Modern Portfolio Theory, the work of Markowitz, and Sharpe, and many, many others, is the foundation of how we think about finance and financial markets. Both Markowitz and Sharpe won the Nobel prize in Economics, and many of their intellectual descendants have done so as well. One of the primary implications of the theory is the economic benefit of diversification – a sort of investing free lunch. The well-diversified investor enjoys the same expected return as her less diversified brother, but she is taking less risk.
John Bogle arguably did as much or more for investors than any Nobel prizewinner, although he never won one. His great contribution was practical, not theoretical: he enabled every investor to reap diversification’s benefits at a much lower price than anyone dreamed possible.
Institutional investors (endowments and pension funds) and rich people are usually the first to have access to new investing ideas. Bogle and his new company, Vanguard, introduced the S&P 500 index fund to individual investors in 1976, about the same time the first index strategies for institutional investors appeared.

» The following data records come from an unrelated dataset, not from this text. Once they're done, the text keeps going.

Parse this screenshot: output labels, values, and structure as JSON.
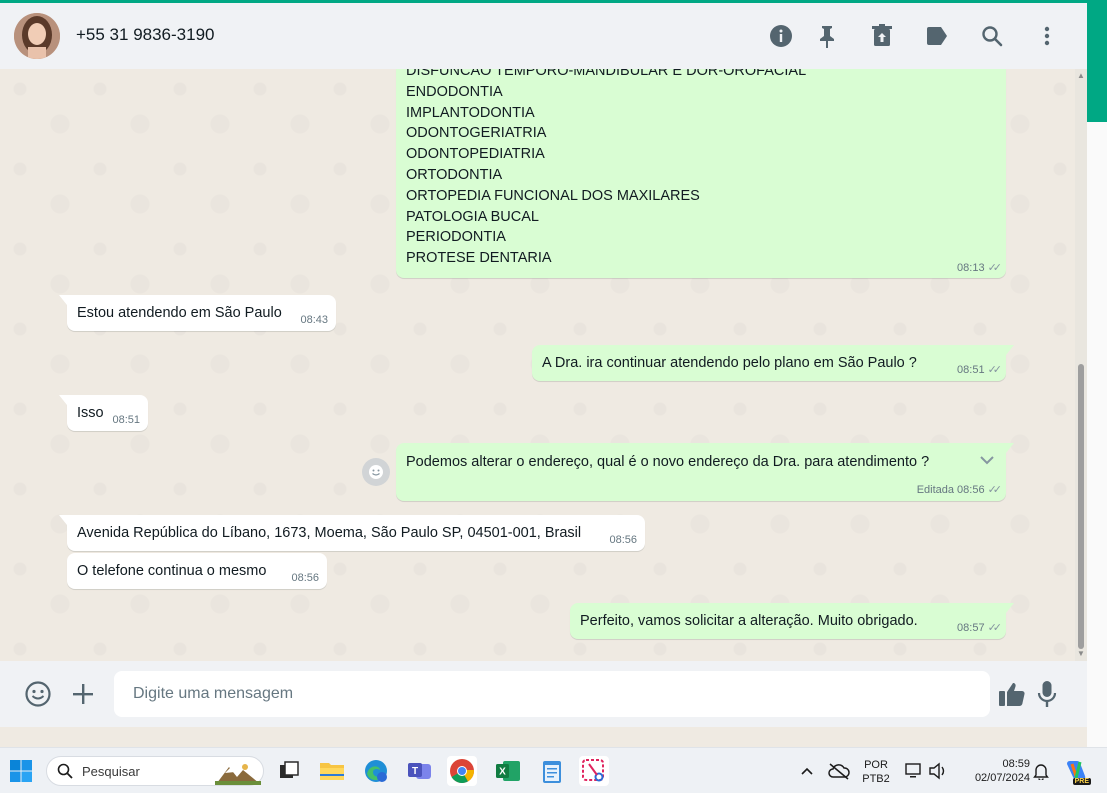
{
  "header": {
    "contact": "+55 31 9836-3190",
    "icons": [
      "info-icon",
      "pin-icon",
      "archive-icon",
      "label-icon",
      "search-icon",
      "menu-icon"
    ]
  },
  "messages": {
    "list_msg": {
      "lines": [
        "DISFUNCAO TEMPORO-MANDIBULAR E DOR-OROFACIAL",
        "ENDODONTIA",
        "IMPLANTODONTIA",
        "ODONTOGERIATRIA",
        "ODONTOPEDIATRIA",
        "ORTODONTIA",
        "ORTOPEDIA FUNCIONAL DOS MAXILARES",
        "PATOLOGIA BUCAL",
        "PERIODONTIA",
        "PROTESE DENTARIA"
      ],
      "time": "08:13"
    },
    "m1": {
      "text": "Estou atendendo em São Paulo",
      "time": "08:43"
    },
    "m2": {
      "text": "A Dra. ira continuar atendendo pelo plano em São Paulo ?",
      "time": "08:51"
    },
    "m3": {
      "text": "Isso",
      "time": "08:51"
    },
    "m4": {
      "text": "Podemos alterar o endereço, qual é o novo endereço da Dra. para atendimento ?",
      "edited": "Editada",
      "time": "08:56"
    },
    "m5": {
      "text": "Avenida República do Líbano, 1673, Moema, São Paulo SP, 04501-001, Brasil",
      "time": "08:56"
    },
    "m6": {
      "text": "O telefone continua o mesmo",
      "time": "08:56"
    },
    "m7": {
      "text": "Perfeito, vamos solicitar a alteração. Muito obrigado.",
      "time": "08:57"
    }
  },
  "footer": {
    "placeholder": "Digite uma mensagem"
  },
  "taskbar": {
    "search_label": "Pesquisar",
    "lang_line1": "POR",
    "lang_line2": "PTB2",
    "time": "08:59",
    "date": "02/07/2024",
    "copilot_badge": "PRE"
  },
  "colors": {
    "accent": "#00a884",
    "incoming": "#ffffff",
    "outgoing": "#d9fdd3",
    "background": "#efeae2"
  }
}
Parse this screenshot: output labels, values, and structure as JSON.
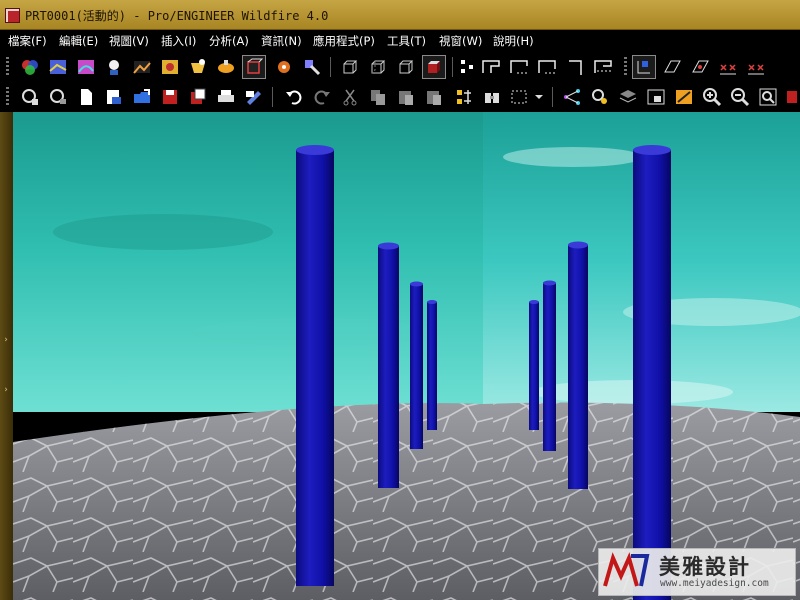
{
  "window": {
    "title": "PRT0001(活動的) - Pro/ENGINEER Wildfire 4.0"
  },
  "menu": [
    {
      "label": "檔案(F)"
    },
    {
      "label": "編輯(E)"
    },
    {
      "label": "視圖(V)"
    },
    {
      "label": "插入(I)"
    },
    {
      "label": "分析(A)"
    },
    {
      "label": "資訊(N)"
    },
    {
      "label": "應用程式(P)"
    },
    {
      "label": "工具(T)"
    },
    {
      "label": "視窗(W)"
    },
    {
      "label": "說明(H)"
    }
  ],
  "toolbar_top": {
    "icons": [
      "appearance-gallery-icon",
      "model-display-icon",
      "surface-analysis-icon",
      "light-icon",
      "scene-icon",
      "render-room-icon",
      "render-icon",
      "region-render-icon",
      "shading-toggle-icon",
      "spot-light-icon",
      "color-editor-icon",
      "wireframe-icon",
      "hidden-line-icon",
      "no-hidden-icon",
      "shading-icon",
      "datum-planes-icon",
      "datum-axes-icon",
      "datum-points-icon",
      "coord-systems-icon",
      "annotation-icon",
      "spin-center-icon",
      "orient-icon",
      "previous-view-icon",
      "refit-icon",
      "show-all-icon"
    ]
  },
  "toolbar_bottom": {
    "icons": [
      "model-tree-icon",
      "layer-icon",
      "new-file-icon",
      "open-file-icon",
      "working-dir-icon",
      "save-icon",
      "save-copy-icon",
      "print-icon",
      "send-mail-icon",
      "undo-icon",
      "redo-icon",
      "cut-icon",
      "copy-icon",
      "paste-icon",
      "paste-special-icon",
      "regenerate-icon",
      "find-icon",
      "select-box-icon",
      "relations-icon",
      "parameters-icon",
      "layers-panel-icon",
      "snapshot-icon",
      "repaint-icon",
      "zoom-in-icon",
      "zoom-out-icon",
      "refit-view-icon",
      "save-views-icon"
    ]
  },
  "viewport": {
    "sky_colors": [
      "#1fa59a",
      "#3ec9b5",
      "#7fe3d7"
    ],
    "pillar_color": "#1010a8",
    "floor_color": "#7d7d82"
  },
  "watermark": {
    "name": "美雅設計",
    "url": "www.meiyadesign.com"
  }
}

Vanguard’s first index fund profoundly democratized investing. It was available directly – investors didn’t need a broker to buy it. There was therefore no sales load, no commission to be paid to any salesperson. And it was cheap, with fund expenses a fraction of those charged by other stock mutual funds. It was a revolution.
Indexing is conventional wisdom now, but it was a crazy idea in 1976. Investing professionals and competing investment management firms had two fundamental objections:
- No investor in their right mind would want average returns (from buying every stock) when active managers (the entire investment industry at the time) delivered excellent returns (by picking stocks that would perform well).
- No business charging so little could possibly be viable.
Vanguard’s forty-plus years of growth and current powerful industry position show how wrong they were, and how right Bogle was.
Bogle’s life work was perfectly timed from another perspective. The transition of US retirement funding from pensions to defined contribution retirement plans such as 401(k)s and 403(b)s turned millions of Americans into investors. The availability, and now near-ubiquity, of stock and bond index mutual funds have offered these plan participants, who often know little about securities and don’t care to know more, a safer and much more efficient way to invest their nest eggs.
Just as Milton Friedman said “we are all Keynesians now,” when it comes to investing, we are all Bogleians. Any credible investing discussion begins with indexing, and any departure from it requires extensive analysis, argument, and explanation. Any credible investing discussion must address investment costs, and higher costs likewise require extensive support if they are accepted at all.
John Bogle’s innovations allow any investor to build an extremely diversified portfolio, easily and at very low cost. He made investing less expensive and safer. Along with Edison and Ford, Gates and Jobs, he belongs to the pantheon of American innovation.